[Recorded data]
*-*-*

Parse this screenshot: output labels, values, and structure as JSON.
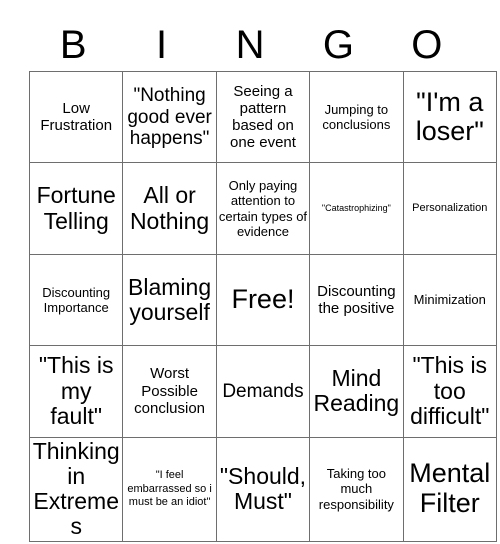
{
  "card": {
    "header_letters": [
      "B",
      "I",
      "N",
      "G",
      "O"
    ],
    "free_space_label": "Free!",
    "colors": {
      "background": "#ffffff",
      "text": "#000000",
      "grid_line": "#6e6e6e"
    },
    "rows": [
      [
        {
          "text": "Low Frustration",
          "size": "fs-md"
        },
        {
          "text": "\"Nothing good ever happens\"",
          "size": "fs-lg"
        },
        {
          "text": "Seeing a pattern based on one event",
          "size": "fs-md"
        },
        {
          "text": "Jumping to conclusions",
          "size": "fs-sm"
        },
        {
          "text": "\"I'm a loser\"",
          "size": "fs-xxl"
        }
      ],
      [
        {
          "text": "Fortune Telling",
          "size": "fs-xl"
        },
        {
          "text": "All or Nothing",
          "size": "fs-xl"
        },
        {
          "text": "Only paying attention to certain types of evidence",
          "size": "fs-sm"
        },
        {
          "text": "\"Catastrophizing\"",
          "size": "fs-xxs"
        },
        {
          "text": "Personalization",
          "size": "fs-xs"
        }
      ],
      [
        {
          "text": "Discounting Importance",
          "size": "fs-sm"
        },
        {
          "text": "Blaming yourself",
          "size": "fs-xl"
        },
        {
          "text": "Free!",
          "size": "fs-xxl"
        },
        {
          "text": "Discounting the positive",
          "size": "fs-md"
        },
        {
          "text": "Minimization",
          "size": "fs-sm"
        }
      ],
      [
        {
          "text": "\"This is my fault\"",
          "size": "fs-xl"
        },
        {
          "text": "Worst Possible conclusion",
          "size": "fs-md"
        },
        {
          "text": "Demands",
          "size": "fs-lg"
        },
        {
          "text": "Mind Reading",
          "size": "fs-xl"
        },
        {
          "text": "\"This is too difficult\"",
          "size": "fs-xl"
        }
      ],
      [
        {
          "text": "Thinking in Extremes",
          "size": "fs-xl"
        },
        {
          "text": "\"I feel embarrassed so i must be an idiot\"",
          "size": "fs-xs"
        },
        {
          "text": "\"Should, Must\"",
          "size": "fs-xl"
        },
        {
          "text": "Taking too much responsibility",
          "size": "fs-sm"
        },
        {
          "text": "Mental Filter",
          "size": "fs-xxl"
        }
      ]
    ]
  }
}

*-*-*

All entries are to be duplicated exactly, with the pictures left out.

Parse this screenshot: output labels, values, and structure as JSON.
{
  "card": {
    "header_letters": [
      "B",
      "I",
      "N",
      "G",
      "O"
    ],
    "free_space_label": "Free!",
    "colors": {
      "background": "#ffffff",
      "text": "#000000",
      "grid_line": "#6e6e6e"
    },
    "rows": [
      [
        {
          "text": "Low Frustration",
          "size": "fs-md"
        },
        {
          "text": "\"Nothing good ever happens\"",
          "size": "fs-lg"
        },
        {
          "text": "Seeing a pattern based on one event",
          "size": "fs-md"
        },
        {
          "text": "Jumping to conclusions",
          "size": "fs-sm"
        },
        {
          "text": "\"I'm a loser\"",
          "size": "fs-xxl"
        }
      ],
      [
        {
          "text": "Fortune Telling",
          "size": "fs-xl"
        },
        {
          "text": "All or Nothing",
          "size": "fs-xl"
        },
        {
          "text": "Only paying attention to certain types of evidence",
          "size": "fs-sm"
        },
        {
          "text": "\"Catastrophizing\"",
          "size": "fs-xxs"
        },
        {
          "text": "Personalization",
          "size": "fs-xs"
        }
      ],
      [
        {
          "text": "Discounting Importance",
          "size": "fs-sm"
        },
        {
          "text": "Blaming yourself",
          "size": "fs-xl"
        },
        {
          "text": "Free!",
          "size": "fs-xxl"
        },
        {
          "text": "Discounting the positive",
          "size": "fs-md"
        },
        {
          "text": "Minimization",
          "size": "fs-sm"
        }
      ],
      [
        {
          "text": "\"This is my fault\"",
          "size": "fs-xl"
        },
        {
          "text": "Worst Possible conclusion",
          "size": "fs-md"
        },
        {
          "text": "Demands",
          "size": "fs-lg"
        },
        {
          "text": "Mind Reading",
          "size": "fs-xl"
        },
        {
          "text": "\"This is too difficult\"",
          "size": "fs-xl"
        }
      ],
      [
        {
          "text": "Thinking in Extremes",
          "size": "fs-xl"
        },
        {
          "text": "\"I feel embarrassed so i must be an idiot\"",
          "size": "fs-xs"
        },
        {
          "text": "\"Should, Must\"",
          "size": "fs-xl"
        },
        {
          "text": "Taking too much responsibility",
          "size": "fs-sm"
        },
        {
          "text": "Mental Filter",
          "size": "fs-xxl"
        }
      ]
    ]
  }
}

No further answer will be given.